----- Material supplied -----

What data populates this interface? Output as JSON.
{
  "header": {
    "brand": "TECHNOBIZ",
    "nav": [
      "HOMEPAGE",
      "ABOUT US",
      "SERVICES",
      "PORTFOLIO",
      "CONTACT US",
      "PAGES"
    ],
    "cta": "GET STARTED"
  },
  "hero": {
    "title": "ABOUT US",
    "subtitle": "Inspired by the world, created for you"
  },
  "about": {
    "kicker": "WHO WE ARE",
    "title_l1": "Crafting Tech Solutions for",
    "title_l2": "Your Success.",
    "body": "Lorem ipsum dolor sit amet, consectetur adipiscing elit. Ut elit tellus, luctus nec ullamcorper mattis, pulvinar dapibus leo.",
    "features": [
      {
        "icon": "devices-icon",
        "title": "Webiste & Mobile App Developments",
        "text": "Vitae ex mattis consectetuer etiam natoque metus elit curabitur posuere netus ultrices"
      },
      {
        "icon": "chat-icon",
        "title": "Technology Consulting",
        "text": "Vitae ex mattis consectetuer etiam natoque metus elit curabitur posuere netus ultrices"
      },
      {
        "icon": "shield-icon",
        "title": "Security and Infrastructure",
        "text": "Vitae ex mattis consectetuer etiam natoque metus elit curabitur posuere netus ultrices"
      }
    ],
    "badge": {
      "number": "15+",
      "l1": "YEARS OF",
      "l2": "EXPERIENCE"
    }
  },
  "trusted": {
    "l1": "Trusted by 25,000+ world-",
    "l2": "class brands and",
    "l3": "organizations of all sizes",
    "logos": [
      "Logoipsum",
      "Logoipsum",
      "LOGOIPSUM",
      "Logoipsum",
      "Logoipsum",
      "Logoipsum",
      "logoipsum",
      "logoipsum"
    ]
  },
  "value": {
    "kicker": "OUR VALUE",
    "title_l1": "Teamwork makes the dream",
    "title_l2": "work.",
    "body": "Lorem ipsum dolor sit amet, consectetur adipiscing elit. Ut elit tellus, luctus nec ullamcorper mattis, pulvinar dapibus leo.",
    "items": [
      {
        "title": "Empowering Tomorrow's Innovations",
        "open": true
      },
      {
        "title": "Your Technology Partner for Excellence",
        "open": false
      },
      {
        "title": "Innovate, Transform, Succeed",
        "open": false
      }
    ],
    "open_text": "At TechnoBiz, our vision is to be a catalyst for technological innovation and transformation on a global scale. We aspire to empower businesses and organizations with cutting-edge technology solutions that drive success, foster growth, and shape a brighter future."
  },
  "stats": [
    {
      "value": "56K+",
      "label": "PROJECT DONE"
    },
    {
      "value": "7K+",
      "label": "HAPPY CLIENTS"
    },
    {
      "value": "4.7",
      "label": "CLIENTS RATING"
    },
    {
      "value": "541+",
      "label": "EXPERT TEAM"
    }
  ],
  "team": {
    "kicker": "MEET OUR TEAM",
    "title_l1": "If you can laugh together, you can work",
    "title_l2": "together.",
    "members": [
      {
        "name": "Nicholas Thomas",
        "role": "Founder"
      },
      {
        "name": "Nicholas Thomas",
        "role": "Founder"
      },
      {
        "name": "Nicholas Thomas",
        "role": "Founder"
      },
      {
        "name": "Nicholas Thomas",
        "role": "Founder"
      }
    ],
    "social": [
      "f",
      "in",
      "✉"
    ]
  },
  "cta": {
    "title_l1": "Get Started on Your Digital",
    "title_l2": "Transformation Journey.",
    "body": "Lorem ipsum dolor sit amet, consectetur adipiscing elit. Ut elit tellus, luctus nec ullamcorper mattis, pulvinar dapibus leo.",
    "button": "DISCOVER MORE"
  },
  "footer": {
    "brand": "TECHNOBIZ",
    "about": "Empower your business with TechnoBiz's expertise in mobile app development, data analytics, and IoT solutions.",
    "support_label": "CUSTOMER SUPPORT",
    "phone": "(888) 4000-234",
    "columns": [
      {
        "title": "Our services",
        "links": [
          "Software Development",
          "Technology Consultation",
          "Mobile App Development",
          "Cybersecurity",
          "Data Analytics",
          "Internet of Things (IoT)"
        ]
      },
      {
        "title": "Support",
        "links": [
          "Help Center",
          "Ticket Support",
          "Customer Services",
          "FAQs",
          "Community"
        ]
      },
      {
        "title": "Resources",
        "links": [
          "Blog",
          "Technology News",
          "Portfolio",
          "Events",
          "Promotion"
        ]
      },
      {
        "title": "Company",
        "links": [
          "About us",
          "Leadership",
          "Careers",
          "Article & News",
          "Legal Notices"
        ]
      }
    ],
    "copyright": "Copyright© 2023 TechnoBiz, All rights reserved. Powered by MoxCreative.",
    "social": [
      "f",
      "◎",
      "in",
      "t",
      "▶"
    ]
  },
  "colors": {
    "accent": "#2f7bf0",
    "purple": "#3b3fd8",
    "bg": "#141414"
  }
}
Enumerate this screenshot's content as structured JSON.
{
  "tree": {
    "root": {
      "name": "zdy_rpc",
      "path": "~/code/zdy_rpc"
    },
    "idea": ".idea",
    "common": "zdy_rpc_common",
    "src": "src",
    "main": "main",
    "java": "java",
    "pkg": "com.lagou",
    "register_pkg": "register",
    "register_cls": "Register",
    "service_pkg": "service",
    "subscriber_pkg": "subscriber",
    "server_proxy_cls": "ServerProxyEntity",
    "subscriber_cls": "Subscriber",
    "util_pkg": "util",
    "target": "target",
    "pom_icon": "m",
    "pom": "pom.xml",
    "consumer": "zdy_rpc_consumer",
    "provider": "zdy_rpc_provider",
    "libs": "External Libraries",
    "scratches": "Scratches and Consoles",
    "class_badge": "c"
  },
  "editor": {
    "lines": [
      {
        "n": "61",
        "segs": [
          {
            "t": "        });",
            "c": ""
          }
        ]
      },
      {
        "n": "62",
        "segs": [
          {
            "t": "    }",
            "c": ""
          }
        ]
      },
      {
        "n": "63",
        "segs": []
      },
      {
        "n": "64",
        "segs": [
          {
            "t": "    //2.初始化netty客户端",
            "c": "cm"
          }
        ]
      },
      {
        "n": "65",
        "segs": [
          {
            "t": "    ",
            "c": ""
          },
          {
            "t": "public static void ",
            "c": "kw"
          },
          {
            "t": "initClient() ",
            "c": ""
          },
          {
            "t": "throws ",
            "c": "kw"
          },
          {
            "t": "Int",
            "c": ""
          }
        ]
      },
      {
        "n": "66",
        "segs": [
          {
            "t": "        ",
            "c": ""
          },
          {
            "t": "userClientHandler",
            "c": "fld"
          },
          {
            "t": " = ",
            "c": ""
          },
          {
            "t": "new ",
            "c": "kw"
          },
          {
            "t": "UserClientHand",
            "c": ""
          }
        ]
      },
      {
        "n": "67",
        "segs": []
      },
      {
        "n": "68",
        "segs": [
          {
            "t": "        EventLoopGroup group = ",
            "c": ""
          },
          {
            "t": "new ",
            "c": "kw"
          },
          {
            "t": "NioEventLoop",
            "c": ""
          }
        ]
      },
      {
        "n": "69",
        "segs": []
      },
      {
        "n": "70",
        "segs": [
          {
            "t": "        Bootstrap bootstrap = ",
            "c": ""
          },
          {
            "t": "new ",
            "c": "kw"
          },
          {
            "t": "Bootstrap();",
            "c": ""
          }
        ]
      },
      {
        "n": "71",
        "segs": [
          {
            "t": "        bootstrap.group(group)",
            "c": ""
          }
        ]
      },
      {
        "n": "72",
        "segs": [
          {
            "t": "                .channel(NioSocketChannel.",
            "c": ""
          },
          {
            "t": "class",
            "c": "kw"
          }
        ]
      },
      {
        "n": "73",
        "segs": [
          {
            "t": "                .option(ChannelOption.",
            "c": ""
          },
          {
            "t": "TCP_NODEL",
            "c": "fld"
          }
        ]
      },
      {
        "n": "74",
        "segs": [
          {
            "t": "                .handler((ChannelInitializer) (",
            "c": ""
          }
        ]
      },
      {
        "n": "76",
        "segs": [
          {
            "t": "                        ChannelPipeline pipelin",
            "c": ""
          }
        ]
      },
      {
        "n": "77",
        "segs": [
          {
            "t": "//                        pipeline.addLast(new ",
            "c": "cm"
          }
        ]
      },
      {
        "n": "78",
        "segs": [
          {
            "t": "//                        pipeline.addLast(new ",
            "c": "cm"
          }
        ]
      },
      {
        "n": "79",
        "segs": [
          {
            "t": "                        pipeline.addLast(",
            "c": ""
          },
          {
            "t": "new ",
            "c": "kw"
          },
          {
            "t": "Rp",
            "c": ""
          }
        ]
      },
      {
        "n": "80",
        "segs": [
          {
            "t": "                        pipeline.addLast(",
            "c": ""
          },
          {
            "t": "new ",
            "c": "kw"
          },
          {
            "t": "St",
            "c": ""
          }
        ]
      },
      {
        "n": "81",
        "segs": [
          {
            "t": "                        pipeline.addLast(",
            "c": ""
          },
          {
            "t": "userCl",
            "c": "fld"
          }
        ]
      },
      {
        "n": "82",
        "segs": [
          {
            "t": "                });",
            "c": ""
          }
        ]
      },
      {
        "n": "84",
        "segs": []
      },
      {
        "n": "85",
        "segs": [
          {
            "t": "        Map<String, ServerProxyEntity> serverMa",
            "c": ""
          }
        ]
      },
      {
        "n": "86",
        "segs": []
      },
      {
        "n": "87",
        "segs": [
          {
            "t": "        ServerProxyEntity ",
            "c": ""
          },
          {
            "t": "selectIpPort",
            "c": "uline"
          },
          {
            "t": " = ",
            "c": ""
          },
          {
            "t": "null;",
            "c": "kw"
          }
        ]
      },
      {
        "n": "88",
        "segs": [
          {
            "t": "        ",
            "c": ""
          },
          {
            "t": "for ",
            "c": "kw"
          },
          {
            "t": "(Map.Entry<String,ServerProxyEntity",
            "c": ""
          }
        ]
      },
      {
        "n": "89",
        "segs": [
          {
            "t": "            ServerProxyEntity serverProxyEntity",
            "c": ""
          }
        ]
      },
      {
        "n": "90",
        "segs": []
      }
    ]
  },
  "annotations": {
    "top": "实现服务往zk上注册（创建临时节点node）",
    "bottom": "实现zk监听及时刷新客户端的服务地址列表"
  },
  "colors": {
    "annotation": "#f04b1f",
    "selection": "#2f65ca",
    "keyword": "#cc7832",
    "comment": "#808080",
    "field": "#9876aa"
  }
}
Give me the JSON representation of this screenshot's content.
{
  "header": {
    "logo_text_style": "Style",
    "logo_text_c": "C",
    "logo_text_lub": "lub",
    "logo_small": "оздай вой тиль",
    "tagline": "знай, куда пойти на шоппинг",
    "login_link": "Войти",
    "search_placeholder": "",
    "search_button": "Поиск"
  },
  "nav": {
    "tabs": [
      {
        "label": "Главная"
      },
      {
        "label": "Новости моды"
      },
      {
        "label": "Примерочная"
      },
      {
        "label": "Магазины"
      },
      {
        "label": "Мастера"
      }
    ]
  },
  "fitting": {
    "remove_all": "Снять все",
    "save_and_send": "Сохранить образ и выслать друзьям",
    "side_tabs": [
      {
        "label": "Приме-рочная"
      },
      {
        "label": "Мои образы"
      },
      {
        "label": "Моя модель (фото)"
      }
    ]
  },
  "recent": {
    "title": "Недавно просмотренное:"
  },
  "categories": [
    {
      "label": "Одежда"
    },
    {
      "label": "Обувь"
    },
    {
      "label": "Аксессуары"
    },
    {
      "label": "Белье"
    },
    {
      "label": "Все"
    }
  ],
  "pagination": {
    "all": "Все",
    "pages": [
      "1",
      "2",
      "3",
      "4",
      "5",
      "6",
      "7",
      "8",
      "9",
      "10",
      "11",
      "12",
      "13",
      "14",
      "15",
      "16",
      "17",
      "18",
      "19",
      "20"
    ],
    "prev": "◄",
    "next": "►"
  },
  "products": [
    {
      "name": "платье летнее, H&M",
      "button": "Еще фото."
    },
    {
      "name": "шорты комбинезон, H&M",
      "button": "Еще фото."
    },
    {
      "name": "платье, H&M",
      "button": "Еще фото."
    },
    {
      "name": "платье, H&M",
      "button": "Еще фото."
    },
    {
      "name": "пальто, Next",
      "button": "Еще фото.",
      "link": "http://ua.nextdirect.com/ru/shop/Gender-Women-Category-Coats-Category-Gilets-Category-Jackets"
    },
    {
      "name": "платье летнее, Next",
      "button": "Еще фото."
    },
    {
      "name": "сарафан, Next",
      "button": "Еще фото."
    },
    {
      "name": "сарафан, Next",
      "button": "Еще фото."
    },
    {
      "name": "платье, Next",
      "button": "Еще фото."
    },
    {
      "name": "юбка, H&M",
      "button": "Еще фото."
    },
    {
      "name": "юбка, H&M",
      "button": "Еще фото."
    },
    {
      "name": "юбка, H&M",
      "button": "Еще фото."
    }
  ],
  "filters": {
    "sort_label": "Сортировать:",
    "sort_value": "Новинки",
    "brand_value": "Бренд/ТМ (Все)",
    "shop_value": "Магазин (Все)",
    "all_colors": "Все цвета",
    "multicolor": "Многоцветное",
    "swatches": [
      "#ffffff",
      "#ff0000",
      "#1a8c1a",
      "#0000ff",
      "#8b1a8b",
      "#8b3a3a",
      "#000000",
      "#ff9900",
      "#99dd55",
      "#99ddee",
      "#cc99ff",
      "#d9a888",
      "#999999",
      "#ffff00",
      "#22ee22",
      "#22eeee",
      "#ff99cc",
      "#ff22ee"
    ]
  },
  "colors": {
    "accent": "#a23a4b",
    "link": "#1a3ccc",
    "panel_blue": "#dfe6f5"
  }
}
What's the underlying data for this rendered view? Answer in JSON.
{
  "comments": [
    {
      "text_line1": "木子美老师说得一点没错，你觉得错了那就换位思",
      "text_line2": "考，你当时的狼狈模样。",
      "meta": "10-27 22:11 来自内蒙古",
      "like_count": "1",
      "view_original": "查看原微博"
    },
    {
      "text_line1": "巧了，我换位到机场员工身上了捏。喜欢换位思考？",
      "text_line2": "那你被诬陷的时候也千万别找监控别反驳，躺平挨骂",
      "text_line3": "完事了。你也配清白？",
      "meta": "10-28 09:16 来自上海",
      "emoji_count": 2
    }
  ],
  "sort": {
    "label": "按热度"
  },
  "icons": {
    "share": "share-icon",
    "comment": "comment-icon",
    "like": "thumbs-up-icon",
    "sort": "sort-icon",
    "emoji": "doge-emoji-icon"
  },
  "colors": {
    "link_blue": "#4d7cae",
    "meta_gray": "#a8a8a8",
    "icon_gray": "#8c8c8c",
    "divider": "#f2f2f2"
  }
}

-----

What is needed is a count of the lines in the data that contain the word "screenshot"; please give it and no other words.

- Exercise solution -
2